SUPPLIED MATERIAL:
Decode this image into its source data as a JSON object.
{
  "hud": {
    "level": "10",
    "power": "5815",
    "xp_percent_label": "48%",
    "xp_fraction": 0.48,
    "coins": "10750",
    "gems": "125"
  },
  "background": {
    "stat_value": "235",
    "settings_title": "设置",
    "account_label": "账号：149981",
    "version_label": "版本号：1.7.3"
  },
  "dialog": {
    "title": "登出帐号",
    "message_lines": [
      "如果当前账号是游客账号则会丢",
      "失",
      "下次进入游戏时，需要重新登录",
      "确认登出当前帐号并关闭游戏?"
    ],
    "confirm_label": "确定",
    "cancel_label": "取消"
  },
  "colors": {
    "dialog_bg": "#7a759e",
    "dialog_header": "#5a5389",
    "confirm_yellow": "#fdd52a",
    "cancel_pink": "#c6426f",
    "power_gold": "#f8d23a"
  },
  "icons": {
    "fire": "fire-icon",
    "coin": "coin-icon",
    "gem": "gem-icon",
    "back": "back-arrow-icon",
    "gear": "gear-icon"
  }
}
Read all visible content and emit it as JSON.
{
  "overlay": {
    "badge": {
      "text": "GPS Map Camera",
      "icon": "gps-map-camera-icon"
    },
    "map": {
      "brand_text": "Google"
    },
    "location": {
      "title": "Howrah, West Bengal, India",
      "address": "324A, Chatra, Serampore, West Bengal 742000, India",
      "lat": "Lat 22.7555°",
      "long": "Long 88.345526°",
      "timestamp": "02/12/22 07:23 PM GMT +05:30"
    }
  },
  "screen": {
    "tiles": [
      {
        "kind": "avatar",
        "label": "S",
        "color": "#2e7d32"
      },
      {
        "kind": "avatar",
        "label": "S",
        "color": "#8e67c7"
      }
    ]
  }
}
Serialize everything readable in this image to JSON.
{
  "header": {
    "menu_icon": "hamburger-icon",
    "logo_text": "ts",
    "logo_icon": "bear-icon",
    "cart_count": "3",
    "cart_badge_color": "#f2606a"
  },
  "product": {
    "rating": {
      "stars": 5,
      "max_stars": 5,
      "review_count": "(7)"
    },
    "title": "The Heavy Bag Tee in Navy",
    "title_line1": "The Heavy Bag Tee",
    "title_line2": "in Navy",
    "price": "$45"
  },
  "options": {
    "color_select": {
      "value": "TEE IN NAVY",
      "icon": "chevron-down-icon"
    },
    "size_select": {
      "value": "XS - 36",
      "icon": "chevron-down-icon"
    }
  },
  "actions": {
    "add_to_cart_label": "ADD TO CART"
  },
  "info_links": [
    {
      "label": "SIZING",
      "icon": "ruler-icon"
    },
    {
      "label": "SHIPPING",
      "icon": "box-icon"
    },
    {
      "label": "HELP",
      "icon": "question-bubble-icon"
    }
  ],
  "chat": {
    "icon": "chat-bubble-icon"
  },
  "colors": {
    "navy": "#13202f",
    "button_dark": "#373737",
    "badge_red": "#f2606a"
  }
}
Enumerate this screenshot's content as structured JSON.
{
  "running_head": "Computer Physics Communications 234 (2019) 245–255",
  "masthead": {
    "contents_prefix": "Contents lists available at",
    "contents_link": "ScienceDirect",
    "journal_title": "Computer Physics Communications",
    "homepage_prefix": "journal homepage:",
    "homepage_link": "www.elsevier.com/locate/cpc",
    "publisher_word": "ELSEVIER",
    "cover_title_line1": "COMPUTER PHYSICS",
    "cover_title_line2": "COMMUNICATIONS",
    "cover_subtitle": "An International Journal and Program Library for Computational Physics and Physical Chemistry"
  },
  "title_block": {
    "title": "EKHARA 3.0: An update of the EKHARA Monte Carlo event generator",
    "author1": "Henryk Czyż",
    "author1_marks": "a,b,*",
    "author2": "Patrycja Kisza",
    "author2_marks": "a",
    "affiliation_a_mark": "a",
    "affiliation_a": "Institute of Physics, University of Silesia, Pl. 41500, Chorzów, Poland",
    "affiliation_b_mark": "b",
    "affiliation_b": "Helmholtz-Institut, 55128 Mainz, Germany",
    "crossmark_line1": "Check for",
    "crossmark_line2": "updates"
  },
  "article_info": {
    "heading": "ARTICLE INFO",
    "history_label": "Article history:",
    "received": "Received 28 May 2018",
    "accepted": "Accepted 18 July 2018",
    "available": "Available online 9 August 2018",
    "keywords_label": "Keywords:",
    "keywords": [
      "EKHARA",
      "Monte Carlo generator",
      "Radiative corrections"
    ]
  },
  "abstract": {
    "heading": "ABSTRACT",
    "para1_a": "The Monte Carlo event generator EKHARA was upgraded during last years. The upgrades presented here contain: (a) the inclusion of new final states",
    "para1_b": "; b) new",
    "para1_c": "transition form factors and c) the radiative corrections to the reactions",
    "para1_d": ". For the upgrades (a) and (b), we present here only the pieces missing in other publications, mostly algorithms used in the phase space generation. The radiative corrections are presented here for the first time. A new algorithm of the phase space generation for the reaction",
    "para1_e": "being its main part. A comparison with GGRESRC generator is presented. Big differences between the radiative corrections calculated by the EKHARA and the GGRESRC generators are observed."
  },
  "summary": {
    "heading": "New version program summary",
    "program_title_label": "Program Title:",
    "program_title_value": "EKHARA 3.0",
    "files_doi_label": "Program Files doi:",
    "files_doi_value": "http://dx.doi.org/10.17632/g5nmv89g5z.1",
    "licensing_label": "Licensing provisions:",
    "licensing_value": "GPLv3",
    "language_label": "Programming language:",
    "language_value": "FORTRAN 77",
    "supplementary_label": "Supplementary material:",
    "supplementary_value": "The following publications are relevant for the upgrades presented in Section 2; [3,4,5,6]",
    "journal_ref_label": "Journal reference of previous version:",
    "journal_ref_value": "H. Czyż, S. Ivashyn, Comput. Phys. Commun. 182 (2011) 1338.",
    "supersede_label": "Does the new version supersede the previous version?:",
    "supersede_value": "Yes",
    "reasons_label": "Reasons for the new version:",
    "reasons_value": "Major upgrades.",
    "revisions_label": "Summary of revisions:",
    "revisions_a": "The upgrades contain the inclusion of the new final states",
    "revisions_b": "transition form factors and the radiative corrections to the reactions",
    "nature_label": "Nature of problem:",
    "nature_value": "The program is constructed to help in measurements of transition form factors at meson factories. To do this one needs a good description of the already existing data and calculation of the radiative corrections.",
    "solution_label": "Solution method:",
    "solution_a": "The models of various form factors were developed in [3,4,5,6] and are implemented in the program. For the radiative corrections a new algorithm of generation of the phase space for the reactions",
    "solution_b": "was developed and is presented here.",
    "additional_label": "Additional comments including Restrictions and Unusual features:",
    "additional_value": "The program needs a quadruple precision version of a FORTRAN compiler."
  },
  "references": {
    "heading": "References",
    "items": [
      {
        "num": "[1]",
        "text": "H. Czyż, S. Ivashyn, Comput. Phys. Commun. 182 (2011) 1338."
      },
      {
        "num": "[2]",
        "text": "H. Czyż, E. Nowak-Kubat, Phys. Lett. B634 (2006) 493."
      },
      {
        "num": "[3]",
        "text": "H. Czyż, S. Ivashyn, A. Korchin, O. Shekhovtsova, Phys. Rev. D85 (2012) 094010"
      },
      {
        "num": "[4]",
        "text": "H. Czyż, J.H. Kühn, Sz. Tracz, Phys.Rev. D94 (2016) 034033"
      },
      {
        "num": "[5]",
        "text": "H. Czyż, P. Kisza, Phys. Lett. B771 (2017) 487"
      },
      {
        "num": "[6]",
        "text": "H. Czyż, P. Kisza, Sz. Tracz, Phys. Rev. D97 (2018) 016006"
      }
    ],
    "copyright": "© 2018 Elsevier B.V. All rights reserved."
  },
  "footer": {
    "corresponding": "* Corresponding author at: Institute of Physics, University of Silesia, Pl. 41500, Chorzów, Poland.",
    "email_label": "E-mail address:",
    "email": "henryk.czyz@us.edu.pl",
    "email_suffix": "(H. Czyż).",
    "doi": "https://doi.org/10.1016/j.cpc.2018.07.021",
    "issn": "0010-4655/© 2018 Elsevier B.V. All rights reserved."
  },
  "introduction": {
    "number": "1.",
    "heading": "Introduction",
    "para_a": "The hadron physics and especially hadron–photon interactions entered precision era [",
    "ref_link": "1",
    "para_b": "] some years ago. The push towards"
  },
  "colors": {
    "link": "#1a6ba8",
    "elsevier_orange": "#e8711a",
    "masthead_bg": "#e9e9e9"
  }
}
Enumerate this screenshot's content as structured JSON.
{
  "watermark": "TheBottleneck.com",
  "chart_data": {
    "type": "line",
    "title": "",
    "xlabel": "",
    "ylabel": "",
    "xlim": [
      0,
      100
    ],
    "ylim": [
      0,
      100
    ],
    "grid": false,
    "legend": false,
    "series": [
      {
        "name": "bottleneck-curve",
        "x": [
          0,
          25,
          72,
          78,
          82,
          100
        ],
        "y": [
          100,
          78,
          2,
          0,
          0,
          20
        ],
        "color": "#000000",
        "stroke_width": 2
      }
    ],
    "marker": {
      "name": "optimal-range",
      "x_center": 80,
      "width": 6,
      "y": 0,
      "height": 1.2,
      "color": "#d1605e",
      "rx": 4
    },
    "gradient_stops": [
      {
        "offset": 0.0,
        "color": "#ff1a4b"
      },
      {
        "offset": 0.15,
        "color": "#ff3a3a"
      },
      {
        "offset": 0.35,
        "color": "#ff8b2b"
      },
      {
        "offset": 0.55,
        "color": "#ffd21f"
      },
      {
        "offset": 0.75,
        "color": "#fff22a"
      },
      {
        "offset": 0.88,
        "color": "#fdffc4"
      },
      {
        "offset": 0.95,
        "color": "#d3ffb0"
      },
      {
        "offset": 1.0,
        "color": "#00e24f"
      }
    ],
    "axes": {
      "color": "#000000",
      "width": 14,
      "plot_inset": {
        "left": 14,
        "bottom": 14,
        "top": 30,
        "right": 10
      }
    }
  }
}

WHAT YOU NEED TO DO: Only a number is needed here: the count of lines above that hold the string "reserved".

ANSWER TO THIS TASK: 2